Leaving the a1 and a2 constants equal to 1 means the skeptic would be willing to pay a max of around $100 if Trump ekes out a narrow victory. Although that sounds more like a friendly bet, this person could have to pay out $10,000 if they're seriously wrong about there being no fundamental shift afoot. If they truly believe that is pure fantasy, what is the downside to taking this bet?

Should the Trump supporter allow a symmetric condition if Trump loses in a landslide? Sure, why not? Crooked Hillary taking Texas, Georgia, Tennessee, Arizona, etc., is pure fantasy, so we would allow an accelerating pay-off if Trump got below a certain threshold -- say, McCain's pathetic showing, which today would yield 180 votes. Offer a linear increase for each vote below 206, until 180, then the square of the votes below 180.

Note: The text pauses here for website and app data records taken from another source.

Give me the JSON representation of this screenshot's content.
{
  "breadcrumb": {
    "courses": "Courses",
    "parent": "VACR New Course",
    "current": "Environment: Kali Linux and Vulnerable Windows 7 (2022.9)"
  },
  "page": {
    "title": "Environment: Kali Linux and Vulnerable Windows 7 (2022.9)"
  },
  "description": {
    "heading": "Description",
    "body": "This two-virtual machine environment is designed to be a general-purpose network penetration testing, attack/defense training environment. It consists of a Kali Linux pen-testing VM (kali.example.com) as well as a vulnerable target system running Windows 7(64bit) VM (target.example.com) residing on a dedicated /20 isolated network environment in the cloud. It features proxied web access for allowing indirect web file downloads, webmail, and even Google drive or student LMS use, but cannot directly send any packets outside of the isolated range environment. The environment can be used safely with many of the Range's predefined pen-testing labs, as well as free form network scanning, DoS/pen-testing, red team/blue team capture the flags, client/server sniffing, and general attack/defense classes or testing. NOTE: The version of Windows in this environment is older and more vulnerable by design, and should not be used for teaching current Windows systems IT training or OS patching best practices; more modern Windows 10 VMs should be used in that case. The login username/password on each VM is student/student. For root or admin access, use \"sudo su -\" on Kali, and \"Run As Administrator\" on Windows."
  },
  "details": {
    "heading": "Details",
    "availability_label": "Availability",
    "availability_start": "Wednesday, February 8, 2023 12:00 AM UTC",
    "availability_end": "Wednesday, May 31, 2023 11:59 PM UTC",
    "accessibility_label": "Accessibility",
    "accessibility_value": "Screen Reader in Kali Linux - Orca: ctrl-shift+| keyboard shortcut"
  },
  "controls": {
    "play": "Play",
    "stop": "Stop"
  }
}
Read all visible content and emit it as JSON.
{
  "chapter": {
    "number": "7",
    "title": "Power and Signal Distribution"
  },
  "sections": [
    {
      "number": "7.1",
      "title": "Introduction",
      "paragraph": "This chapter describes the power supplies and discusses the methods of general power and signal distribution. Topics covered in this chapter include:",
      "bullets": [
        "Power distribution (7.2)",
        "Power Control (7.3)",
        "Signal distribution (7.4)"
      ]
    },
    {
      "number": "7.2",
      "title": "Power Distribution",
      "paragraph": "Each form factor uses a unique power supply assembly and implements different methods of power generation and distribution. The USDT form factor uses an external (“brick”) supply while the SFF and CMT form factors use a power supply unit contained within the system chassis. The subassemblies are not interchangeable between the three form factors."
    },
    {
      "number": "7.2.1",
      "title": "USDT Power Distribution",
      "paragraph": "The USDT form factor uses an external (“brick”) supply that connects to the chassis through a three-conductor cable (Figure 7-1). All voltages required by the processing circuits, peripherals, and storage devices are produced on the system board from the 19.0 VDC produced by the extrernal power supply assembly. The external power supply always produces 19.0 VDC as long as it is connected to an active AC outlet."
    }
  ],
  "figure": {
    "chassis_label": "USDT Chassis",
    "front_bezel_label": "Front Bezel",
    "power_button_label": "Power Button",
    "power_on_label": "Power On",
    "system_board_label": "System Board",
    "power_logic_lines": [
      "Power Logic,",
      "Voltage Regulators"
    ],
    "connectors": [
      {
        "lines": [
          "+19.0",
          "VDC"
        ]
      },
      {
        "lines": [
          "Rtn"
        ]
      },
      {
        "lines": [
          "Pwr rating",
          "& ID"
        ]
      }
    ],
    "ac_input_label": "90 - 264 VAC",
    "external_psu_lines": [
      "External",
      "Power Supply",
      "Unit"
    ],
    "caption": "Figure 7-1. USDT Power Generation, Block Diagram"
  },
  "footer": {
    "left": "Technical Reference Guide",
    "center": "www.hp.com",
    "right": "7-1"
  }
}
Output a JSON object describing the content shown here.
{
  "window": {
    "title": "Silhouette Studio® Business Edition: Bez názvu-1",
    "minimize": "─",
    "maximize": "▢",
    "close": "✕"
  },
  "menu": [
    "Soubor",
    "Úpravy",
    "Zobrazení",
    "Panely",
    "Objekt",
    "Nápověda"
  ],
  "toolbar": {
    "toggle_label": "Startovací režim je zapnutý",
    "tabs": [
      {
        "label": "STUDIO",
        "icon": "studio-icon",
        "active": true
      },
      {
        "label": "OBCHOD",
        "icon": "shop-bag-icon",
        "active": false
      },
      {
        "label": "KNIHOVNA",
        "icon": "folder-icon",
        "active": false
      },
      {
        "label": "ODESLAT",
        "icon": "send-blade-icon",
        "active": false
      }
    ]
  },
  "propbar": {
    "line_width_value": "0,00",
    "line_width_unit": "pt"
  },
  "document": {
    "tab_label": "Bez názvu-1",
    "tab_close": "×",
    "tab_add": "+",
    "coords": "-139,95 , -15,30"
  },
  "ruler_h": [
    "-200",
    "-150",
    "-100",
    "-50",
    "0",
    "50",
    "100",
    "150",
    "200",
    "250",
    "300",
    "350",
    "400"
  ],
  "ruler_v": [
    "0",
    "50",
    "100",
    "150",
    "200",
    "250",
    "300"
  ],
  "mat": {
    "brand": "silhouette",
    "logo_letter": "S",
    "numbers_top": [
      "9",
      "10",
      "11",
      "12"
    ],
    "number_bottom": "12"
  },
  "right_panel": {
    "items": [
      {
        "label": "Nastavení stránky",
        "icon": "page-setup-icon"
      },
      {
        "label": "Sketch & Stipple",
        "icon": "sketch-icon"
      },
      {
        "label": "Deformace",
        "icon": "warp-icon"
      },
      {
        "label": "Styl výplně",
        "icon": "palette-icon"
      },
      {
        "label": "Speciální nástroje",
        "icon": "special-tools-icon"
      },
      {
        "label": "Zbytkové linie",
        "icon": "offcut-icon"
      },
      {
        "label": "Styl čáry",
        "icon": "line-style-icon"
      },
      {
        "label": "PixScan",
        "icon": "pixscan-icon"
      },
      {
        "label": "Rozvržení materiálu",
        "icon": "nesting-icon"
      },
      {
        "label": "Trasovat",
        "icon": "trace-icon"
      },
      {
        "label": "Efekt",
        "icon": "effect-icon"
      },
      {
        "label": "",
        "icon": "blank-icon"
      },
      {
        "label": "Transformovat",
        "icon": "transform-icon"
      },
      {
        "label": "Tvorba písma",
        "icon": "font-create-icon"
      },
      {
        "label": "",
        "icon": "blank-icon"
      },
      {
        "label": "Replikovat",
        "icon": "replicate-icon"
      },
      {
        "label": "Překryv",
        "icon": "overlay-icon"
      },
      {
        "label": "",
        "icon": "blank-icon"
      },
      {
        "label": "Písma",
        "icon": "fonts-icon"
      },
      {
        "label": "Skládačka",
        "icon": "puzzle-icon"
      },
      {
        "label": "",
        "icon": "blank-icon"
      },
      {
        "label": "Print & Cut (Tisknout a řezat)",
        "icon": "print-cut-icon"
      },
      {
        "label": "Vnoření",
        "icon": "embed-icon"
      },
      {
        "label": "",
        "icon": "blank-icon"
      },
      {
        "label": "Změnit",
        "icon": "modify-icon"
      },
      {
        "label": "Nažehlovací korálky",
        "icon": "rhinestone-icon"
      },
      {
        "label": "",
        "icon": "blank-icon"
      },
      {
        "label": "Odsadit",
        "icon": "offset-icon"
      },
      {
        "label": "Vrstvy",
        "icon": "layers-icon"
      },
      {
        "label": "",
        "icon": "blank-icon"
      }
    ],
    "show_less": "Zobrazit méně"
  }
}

This model clarifies thinking about the 2016 election itself, but you could structure a bet similarly to forecast the Electoral map staying basically the same vs. fundamentally re-drawn by 2020, 2024, etc. At the micro level, though, you'd probably want to make pay-off a function of the popular vote share in 2012, say for the Democrats. This models how difficult it would be to change a particular state's color, regardless of its population size and therefore Electoral vote count.

Red states becoming redder and blue states bluer would not pay off. But for each point in the reversing direction, there would be a linear increase for up to, say, 5 points. Beyond that, pay-off would be proportional to the square of points. California went 60% Democrat in 2012 -- if it only gets to 55%, the Trump supporter gets some multiple of $5, whereas if it returns to being red at 45% Democrat, the Trump supporter gets that multiple of $5, plus some multiple of $100.

And likewise for, say, Texas going back to blue, by a slim vs. a major margin.

Bets structured more along these lines tell us more about how the world works than do the simple "odds" estimates from prediction markets. Structured bets, with different pay-off functions for different scenarios, are more like the contracts for black-swan-prone industries like movies, pop music, and so on. All you have to do is look at the evolution of the Electoral map to see how volatile and black-swan-ish it has been over history.